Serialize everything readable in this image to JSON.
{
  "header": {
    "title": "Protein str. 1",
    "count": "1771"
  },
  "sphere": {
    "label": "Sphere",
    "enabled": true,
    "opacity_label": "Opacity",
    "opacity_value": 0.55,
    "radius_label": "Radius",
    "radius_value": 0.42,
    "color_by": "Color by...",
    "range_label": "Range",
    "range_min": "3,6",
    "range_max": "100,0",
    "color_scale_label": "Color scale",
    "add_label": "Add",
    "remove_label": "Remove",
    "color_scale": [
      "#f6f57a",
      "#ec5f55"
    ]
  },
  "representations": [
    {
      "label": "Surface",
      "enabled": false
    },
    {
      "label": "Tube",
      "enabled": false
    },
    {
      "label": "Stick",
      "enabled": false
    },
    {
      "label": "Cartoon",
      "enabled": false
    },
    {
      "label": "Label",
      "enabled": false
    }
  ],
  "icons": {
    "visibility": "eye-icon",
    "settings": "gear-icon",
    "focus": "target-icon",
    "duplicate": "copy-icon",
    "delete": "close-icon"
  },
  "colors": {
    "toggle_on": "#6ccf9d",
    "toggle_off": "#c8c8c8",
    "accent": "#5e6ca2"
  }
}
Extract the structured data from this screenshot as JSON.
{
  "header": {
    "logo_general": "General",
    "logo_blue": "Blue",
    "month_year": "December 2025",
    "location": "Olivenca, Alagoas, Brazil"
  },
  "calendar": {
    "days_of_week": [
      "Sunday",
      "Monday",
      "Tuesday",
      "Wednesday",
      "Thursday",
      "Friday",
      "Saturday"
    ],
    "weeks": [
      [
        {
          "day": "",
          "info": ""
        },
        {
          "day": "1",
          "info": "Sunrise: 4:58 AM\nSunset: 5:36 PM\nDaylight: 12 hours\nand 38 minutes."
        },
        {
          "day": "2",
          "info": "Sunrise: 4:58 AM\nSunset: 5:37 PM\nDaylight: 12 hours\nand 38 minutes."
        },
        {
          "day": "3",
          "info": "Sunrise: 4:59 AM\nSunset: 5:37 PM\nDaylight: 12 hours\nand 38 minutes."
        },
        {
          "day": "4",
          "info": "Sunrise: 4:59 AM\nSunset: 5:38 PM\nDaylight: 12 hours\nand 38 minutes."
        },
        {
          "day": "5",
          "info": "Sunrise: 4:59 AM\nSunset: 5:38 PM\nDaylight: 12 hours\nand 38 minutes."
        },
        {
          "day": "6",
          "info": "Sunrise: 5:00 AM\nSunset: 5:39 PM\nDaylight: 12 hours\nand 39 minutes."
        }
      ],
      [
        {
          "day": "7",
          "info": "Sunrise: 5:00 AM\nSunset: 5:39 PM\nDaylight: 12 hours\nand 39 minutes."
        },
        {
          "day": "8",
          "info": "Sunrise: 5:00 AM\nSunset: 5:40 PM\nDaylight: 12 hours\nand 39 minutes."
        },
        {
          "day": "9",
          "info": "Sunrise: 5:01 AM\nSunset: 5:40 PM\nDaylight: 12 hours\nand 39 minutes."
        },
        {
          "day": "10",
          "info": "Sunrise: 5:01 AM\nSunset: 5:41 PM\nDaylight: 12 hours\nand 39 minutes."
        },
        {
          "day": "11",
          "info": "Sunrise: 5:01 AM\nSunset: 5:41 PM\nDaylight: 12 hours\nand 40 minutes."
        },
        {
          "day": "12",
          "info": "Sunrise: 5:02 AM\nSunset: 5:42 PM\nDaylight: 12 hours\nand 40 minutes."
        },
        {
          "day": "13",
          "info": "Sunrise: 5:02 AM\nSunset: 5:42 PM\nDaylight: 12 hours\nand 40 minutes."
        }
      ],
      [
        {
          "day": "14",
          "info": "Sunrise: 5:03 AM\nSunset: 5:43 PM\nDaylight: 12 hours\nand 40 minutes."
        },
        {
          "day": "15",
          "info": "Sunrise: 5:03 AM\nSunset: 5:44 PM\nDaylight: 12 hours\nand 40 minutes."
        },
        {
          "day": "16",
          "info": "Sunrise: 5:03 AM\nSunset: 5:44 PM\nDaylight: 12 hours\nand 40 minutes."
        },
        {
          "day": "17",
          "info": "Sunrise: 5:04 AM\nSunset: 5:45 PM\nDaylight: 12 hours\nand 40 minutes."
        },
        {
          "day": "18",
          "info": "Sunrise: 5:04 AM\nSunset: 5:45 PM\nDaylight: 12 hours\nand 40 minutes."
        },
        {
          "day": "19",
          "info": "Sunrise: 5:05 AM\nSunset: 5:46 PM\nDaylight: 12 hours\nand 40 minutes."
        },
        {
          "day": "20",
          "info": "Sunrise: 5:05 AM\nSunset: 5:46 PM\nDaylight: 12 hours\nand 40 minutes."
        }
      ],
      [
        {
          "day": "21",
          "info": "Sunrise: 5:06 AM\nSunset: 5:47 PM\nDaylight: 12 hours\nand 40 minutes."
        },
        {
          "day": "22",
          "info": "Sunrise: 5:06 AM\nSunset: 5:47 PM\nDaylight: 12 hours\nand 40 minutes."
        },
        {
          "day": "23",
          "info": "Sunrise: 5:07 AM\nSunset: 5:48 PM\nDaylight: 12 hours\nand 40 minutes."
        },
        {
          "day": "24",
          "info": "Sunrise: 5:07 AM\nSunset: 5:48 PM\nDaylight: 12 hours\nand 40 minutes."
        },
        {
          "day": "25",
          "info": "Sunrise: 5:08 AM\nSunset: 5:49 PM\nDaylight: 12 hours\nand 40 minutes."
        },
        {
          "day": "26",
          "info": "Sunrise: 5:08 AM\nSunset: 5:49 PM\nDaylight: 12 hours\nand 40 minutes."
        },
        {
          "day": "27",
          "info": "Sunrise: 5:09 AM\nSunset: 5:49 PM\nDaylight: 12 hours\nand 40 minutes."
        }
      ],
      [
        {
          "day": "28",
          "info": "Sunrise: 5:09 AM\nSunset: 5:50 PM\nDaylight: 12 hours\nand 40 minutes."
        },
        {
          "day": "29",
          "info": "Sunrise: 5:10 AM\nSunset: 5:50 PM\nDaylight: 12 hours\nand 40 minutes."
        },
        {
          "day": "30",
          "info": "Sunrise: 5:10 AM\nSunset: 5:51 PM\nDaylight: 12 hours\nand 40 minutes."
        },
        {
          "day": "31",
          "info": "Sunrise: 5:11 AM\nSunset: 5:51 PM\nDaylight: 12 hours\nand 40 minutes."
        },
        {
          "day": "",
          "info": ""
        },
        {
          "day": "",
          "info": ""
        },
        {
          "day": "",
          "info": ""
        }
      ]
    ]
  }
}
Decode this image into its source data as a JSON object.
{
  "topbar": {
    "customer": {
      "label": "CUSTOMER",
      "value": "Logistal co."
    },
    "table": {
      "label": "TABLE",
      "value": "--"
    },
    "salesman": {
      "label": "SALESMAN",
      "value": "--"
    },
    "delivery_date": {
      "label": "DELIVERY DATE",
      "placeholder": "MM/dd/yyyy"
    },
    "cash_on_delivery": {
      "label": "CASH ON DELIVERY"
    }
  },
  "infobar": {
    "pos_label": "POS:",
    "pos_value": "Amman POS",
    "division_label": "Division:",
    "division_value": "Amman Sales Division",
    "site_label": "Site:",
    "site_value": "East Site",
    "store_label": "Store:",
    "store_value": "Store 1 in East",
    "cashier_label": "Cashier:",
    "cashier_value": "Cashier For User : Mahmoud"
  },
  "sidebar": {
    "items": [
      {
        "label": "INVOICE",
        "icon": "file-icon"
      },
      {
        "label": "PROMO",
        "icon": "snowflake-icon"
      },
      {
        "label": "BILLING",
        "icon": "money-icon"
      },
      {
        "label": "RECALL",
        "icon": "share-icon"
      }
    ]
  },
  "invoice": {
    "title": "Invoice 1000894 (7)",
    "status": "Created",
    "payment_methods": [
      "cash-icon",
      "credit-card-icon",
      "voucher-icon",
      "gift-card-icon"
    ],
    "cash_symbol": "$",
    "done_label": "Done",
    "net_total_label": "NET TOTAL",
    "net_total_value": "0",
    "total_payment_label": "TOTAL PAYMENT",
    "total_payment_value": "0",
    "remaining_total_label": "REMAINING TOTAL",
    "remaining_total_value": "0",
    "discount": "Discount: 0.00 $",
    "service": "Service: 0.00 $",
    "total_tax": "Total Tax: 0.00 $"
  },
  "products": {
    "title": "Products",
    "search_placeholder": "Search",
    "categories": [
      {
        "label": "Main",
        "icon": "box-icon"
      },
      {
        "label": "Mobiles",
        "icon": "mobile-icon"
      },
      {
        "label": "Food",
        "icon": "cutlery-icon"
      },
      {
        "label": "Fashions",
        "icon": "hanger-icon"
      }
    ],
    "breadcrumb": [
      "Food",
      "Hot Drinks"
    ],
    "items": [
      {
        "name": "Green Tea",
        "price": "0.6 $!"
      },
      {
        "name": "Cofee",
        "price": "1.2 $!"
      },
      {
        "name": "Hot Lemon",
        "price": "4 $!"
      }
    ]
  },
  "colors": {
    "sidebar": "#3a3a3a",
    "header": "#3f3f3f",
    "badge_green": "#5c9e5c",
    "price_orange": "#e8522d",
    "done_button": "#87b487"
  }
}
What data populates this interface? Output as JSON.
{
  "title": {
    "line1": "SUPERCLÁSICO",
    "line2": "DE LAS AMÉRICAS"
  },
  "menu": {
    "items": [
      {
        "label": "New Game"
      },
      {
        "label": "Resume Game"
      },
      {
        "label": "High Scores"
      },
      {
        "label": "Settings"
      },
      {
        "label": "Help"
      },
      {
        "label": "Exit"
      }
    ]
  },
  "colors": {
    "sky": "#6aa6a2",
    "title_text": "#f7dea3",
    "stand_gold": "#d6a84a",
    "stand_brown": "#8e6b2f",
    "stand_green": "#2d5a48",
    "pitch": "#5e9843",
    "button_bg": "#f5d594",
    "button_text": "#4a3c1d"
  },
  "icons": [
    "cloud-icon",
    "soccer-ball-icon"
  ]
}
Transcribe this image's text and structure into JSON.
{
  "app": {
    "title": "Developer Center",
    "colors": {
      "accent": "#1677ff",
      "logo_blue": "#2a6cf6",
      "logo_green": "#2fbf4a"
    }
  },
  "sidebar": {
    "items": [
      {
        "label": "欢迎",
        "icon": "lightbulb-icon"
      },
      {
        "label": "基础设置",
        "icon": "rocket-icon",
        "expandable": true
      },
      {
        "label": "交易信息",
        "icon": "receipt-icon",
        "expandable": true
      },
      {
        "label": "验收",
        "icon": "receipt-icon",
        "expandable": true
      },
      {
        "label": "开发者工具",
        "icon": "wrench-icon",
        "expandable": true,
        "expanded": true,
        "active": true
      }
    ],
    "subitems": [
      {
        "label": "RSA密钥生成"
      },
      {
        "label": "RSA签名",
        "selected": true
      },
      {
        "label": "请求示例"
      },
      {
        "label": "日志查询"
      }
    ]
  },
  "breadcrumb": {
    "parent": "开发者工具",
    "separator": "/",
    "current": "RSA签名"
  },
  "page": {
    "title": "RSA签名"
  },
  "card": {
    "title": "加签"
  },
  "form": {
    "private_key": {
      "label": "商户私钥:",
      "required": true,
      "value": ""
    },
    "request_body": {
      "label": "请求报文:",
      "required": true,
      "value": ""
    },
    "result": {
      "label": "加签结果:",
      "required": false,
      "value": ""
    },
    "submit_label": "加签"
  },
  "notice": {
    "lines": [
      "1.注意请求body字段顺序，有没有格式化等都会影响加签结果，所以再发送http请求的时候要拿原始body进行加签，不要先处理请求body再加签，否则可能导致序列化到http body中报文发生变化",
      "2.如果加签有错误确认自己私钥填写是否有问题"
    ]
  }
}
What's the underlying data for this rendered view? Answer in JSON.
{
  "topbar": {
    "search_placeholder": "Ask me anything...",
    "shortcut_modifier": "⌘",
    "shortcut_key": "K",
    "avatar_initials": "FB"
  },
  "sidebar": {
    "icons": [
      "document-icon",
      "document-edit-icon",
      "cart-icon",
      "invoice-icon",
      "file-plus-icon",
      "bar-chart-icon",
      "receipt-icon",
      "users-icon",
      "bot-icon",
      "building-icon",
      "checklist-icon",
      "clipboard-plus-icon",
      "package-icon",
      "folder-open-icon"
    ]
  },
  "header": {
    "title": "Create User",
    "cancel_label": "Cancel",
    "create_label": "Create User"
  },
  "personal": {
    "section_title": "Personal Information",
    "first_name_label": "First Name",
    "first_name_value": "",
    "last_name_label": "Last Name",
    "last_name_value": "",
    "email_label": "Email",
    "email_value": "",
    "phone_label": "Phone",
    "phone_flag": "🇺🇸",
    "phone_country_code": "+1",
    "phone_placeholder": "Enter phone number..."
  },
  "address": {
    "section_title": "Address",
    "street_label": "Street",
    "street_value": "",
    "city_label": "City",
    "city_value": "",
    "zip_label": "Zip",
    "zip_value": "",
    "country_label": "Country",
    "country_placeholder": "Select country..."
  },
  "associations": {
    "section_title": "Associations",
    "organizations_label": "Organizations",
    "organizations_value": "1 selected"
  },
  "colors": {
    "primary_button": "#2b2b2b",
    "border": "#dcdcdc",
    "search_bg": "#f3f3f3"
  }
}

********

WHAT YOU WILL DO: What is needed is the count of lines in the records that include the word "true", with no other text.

FINISHED TASK: 10